WHAT THE TASK ASKS:
The reply must consist of one number: how many lines of the data include the word "Hours".

Segment Open

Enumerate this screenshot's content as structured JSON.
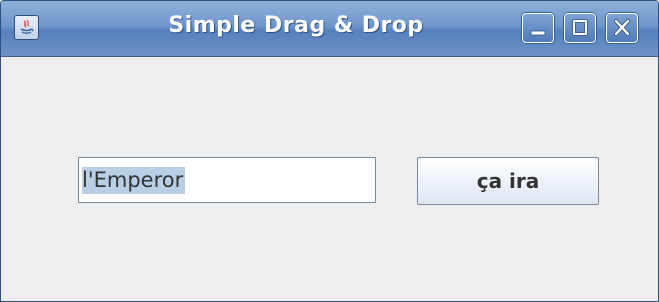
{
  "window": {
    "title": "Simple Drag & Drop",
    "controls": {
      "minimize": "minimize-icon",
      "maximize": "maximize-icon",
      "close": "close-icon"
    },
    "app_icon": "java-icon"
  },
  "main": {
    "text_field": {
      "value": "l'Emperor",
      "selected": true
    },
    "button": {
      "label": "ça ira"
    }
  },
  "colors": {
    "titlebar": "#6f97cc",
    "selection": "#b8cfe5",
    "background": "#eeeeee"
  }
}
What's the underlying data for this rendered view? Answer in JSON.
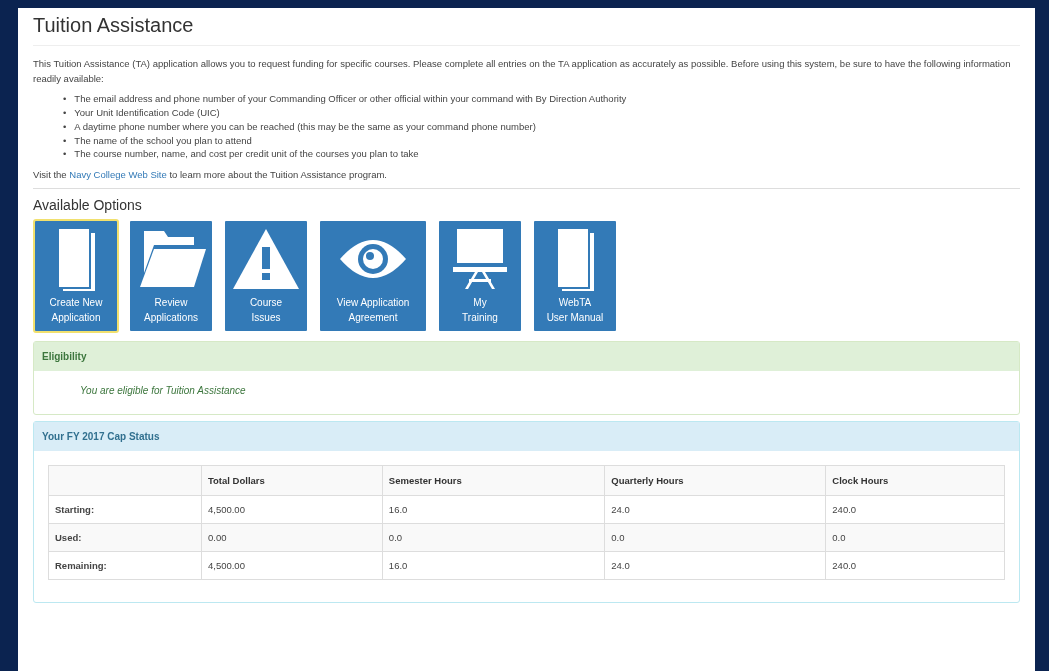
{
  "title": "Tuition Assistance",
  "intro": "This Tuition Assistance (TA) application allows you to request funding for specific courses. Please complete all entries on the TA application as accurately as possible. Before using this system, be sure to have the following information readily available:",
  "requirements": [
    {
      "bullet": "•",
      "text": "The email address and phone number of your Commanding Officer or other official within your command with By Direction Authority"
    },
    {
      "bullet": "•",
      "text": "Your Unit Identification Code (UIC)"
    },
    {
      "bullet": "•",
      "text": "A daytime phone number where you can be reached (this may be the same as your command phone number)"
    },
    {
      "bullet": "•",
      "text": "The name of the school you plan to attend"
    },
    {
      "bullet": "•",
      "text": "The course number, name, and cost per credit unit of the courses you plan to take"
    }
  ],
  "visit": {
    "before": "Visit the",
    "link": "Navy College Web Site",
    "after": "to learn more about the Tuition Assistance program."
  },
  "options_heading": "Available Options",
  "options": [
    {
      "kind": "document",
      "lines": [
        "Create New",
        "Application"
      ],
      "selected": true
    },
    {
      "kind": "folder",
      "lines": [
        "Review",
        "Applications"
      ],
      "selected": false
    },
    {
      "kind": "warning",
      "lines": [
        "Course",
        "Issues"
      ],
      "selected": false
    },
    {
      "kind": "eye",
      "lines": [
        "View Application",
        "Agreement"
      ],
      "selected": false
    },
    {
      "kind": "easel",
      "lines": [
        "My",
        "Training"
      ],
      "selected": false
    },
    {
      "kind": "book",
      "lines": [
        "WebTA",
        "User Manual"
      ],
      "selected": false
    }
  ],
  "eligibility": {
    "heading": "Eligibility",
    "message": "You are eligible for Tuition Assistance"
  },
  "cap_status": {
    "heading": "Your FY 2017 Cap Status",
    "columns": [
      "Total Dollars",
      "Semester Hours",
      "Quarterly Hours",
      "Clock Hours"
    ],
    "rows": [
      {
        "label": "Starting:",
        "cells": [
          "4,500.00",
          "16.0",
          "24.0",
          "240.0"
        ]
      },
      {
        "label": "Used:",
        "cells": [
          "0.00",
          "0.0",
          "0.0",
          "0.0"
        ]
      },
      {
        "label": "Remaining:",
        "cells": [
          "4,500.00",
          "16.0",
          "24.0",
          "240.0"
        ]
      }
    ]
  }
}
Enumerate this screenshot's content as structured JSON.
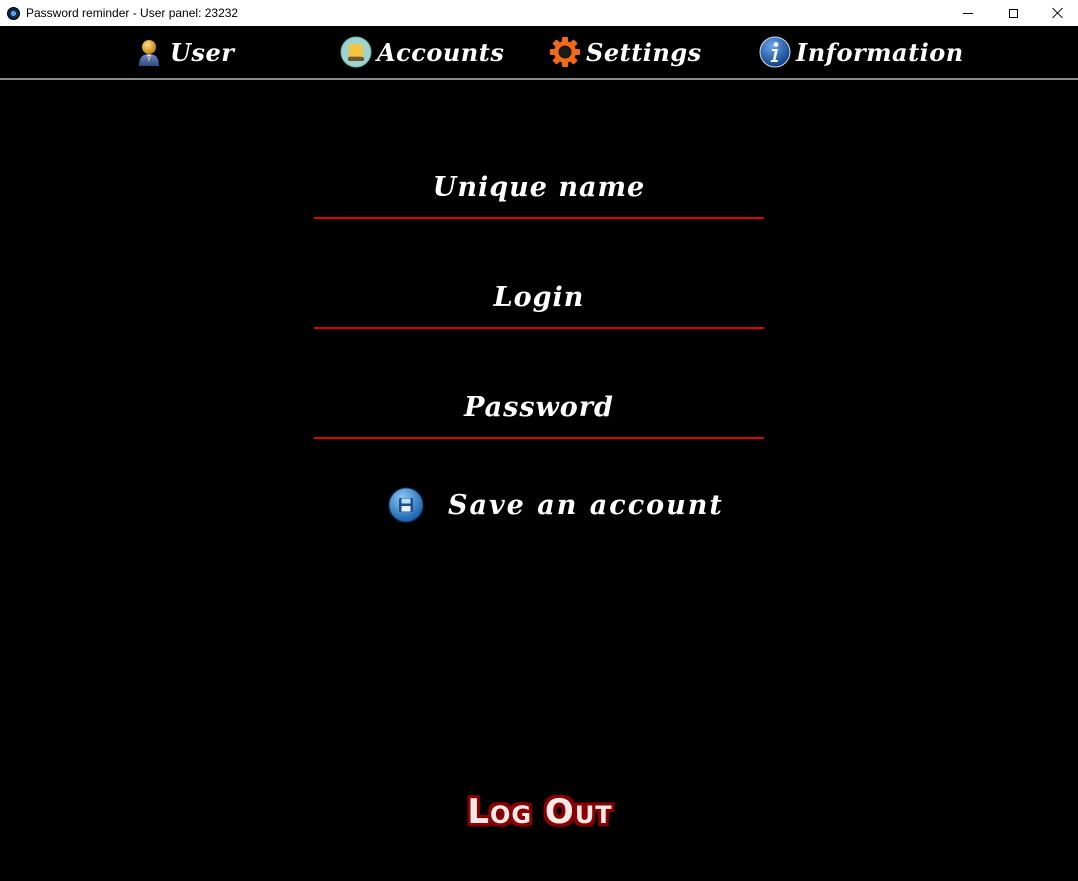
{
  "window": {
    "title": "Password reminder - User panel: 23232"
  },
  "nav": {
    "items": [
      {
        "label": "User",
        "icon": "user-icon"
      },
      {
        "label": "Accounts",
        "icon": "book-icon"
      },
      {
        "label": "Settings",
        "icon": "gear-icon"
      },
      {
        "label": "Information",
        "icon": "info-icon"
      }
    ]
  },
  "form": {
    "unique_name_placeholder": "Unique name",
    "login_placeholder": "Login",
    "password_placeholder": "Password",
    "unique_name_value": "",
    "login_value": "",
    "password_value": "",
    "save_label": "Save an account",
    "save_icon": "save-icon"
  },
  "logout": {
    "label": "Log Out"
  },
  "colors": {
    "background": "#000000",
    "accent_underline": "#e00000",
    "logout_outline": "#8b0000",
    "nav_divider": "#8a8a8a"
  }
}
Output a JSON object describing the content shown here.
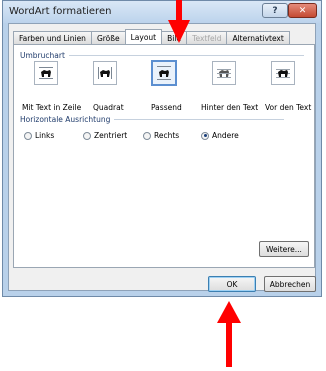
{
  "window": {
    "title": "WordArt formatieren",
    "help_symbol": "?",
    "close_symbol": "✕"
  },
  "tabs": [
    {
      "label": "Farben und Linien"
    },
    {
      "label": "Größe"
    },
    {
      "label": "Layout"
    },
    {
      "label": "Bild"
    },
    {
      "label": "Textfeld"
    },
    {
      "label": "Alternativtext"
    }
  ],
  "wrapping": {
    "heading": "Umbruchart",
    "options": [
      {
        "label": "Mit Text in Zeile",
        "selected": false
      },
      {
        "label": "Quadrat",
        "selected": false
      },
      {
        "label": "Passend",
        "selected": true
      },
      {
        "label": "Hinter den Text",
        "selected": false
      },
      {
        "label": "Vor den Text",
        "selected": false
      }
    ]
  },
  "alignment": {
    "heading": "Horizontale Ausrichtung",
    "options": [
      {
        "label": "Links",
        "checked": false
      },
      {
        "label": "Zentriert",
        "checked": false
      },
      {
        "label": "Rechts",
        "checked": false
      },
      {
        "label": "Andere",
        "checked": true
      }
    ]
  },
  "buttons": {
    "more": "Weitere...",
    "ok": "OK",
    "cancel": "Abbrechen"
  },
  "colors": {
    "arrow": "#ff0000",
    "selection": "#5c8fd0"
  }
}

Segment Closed
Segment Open

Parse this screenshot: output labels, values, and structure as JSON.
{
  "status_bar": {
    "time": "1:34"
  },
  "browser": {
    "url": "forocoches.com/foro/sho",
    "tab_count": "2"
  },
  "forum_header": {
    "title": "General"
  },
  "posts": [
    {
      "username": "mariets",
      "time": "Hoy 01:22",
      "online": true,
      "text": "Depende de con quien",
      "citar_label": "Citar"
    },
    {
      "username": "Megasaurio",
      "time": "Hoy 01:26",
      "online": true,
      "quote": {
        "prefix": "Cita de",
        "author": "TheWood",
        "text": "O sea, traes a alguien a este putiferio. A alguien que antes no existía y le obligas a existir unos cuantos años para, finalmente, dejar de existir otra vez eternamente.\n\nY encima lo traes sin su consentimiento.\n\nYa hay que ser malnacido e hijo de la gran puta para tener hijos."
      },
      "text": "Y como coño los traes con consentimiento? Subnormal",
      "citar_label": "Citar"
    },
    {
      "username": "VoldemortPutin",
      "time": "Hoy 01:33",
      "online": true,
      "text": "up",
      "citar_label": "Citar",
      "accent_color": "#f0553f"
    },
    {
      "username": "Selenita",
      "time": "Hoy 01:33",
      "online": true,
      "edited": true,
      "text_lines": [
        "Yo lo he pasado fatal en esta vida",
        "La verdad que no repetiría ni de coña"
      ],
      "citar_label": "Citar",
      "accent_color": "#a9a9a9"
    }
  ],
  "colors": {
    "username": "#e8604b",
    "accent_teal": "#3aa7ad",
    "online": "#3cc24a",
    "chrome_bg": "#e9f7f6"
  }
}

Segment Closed

RESULT FOR THIS TASK:
3